I write to you today while looking the Indian Ocean. It’s striking to know that even halfway around the world, there are certain things that translate clearly. Even without sharing a spoken language or a specific culture, we all understand a friendly smile. A tasty meal. A kind gesture.
Earlier this week, I spoke with some new Sri Lankan friends. We talked about certain values that are upheld within this island nation. While their heritage is different, we were excited to find many common values. Among them were honesty, integrity, hospitality, family, and hard work (among others).
Because of our conversation, I thought about what truly defines culture.
Is it the way we act and think?
Rather, is it in the traditions we keep and values we hold?
According to a report from The UN World Commission on Culture and Development, “Culture is the whole complex of distinctive spiritual, material, intellectual and emotional features that characterize a society or a group. It includes creative expressions, community practices, and material or built forms.”
Culture speaks to how we think, act, and create our lives. It is both innate and learned. Therefore, the complex facets of it are created through one’s life experiences and interactions.
As a result of coaching clients around the world, I witnessed the impact of cultural influences firsthand. So I made an easy way to discuss cross-cultural interactions within organizational and team settings. I named it the Culture Circle™, and it contains three spheres:
First, we begin within the central sphere. This circle includes our own personality and preferences, family background, cultural heritage, and other attributes. We notice how they influence our attitudes and actions. In the inner part of the Culture Circle™, we develop the core of who we are and how we show up in the world.

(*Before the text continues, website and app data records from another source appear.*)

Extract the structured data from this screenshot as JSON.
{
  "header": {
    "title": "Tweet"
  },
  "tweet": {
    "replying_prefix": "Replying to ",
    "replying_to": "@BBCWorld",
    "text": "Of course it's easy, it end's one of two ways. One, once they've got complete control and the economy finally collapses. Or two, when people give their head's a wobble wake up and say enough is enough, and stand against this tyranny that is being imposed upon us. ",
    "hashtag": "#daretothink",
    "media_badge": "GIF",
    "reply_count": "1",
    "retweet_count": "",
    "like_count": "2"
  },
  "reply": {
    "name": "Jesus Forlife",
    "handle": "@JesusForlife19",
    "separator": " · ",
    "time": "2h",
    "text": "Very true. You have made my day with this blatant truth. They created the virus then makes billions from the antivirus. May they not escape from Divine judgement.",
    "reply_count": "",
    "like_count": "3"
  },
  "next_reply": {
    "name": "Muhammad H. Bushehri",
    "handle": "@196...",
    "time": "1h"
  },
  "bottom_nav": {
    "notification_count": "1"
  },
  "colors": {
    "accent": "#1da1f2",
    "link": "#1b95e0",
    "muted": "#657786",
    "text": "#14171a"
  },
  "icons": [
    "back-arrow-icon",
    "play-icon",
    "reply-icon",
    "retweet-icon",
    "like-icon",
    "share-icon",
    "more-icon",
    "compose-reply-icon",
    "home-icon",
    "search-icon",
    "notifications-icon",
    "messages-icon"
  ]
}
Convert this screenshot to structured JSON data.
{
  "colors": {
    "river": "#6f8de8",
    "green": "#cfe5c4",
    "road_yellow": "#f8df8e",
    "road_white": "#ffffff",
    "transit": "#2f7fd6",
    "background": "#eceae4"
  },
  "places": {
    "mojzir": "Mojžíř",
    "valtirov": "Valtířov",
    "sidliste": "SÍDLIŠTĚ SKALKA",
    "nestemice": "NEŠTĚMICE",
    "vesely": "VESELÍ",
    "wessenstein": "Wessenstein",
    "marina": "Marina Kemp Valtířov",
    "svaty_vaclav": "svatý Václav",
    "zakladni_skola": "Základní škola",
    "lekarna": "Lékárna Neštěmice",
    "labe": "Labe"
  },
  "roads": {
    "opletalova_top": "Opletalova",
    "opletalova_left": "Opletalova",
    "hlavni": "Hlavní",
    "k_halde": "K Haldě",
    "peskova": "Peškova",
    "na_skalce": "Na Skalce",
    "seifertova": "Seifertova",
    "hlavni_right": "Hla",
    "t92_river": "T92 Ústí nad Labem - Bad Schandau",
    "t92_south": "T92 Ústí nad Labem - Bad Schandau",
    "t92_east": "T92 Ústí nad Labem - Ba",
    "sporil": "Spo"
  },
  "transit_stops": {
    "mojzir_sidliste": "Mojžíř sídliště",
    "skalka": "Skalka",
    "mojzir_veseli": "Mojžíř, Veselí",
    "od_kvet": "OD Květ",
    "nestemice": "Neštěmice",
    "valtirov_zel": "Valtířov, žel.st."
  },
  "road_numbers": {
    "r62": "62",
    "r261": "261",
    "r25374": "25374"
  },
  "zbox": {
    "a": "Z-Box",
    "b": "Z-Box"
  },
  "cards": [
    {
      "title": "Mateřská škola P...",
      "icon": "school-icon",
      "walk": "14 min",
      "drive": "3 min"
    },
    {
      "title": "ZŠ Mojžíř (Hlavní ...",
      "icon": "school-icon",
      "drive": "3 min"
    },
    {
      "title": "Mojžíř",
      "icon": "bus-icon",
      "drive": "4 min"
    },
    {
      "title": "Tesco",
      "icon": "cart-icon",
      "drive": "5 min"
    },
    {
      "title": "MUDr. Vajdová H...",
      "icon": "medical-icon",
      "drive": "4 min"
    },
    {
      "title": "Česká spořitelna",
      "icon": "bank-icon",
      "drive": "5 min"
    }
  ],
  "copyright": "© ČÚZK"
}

Moving to the second sphere of the Culture Circle™ teaches us to notice how our local community norms and values influence who we become. Hence we can make a choice at this point: What do we accept, modify, or reject? We shape our culture as we integrate certain customs into our lives or start fresh and create our own. But this is within that environment.
The larger picture of our intercultural world portrays the exchanges that influence how we’re designing our lives in the outside sphere. What was once deemed “normal” can be questioned and challenged as we’re exposed to more outlooks and ways of doing things in a global setting.
This final sphere of the Culture Circle™ is a chance to look through the eyes of others. This is to find common ground while respecting our differences. If we’re willing, we can move away from judging the unfamiliar. Instead, we can move toward understanding (and even valuing) these differences as we define our culture.
The Culture Circle™ show how to break down the complex nature of one’s culture into three distinct areas of influence. Culture is a complex and nuanced subject. As a result, this model is designed to help individuals and teams unpack the specific experiences that shaped where they are today.
Please contact me for an in-depth look at the Culture Circle™ model or to learn more about inter-culture team training.
Peterson, C. & Seligman, M. E. P. (2004). Character strengths and virtues: A handbook and classification. New York: Oxford University Press.